**How to complete this task:** Count, in the entries below, the lines in which "Date" occurs. Give the number, nothing more.

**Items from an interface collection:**
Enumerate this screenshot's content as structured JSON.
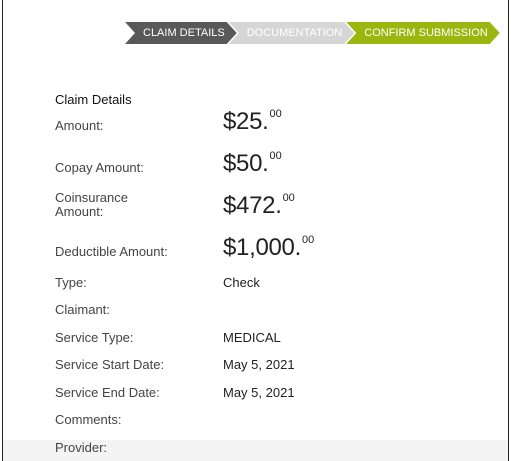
{
  "stepper": {
    "steps": [
      {
        "label": "CLAIM DETAILS"
      },
      {
        "label": "DOCUMENTATION"
      },
      {
        "label": "CONFIRM SUBMISSION"
      }
    ]
  },
  "section": {
    "title": "Claim Details"
  },
  "amounts": {
    "amount": {
      "label": "Amount:",
      "main": "$25.",
      "cents": "00"
    },
    "copay": {
      "label": "Copay Amount:",
      "main": "$50.",
      "cents": "00"
    },
    "coinsurance": {
      "label_line1": "Coinsurance",
      "label_line2": "Amount:",
      "main": "$472.",
      "cents": "00"
    },
    "deductible": {
      "label": "Deductible Amount:",
      "main": "$1,000.",
      "cents": "00"
    }
  },
  "details": {
    "type": {
      "label": "Type:",
      "value": "Check"
    },
    "claimant": {
      "label": "Claimant:",
      "value": ""
    },
    "service_type": {
      "label": "Service Type:",
      "value": "MEDICAL"
    },
    "service_start": {
      "label": "Service Start Date:",
      "value": "May 5, 2021"
    },
    "service_end": {
      "label": "Service End Date:",
      "value": "May 5, 2021"
    },
    "comments": {
      "label": "Comments:",
      "value": ""
    },
    "provider": {
      "label": "Provider:",
      "value": ""
    }
  },
  "colors": {
    "step_active": "#9bb70f",
    "step_done": "#595959",
    "step_pending": "#d6d6d6"
  }
}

**Completed task:** 2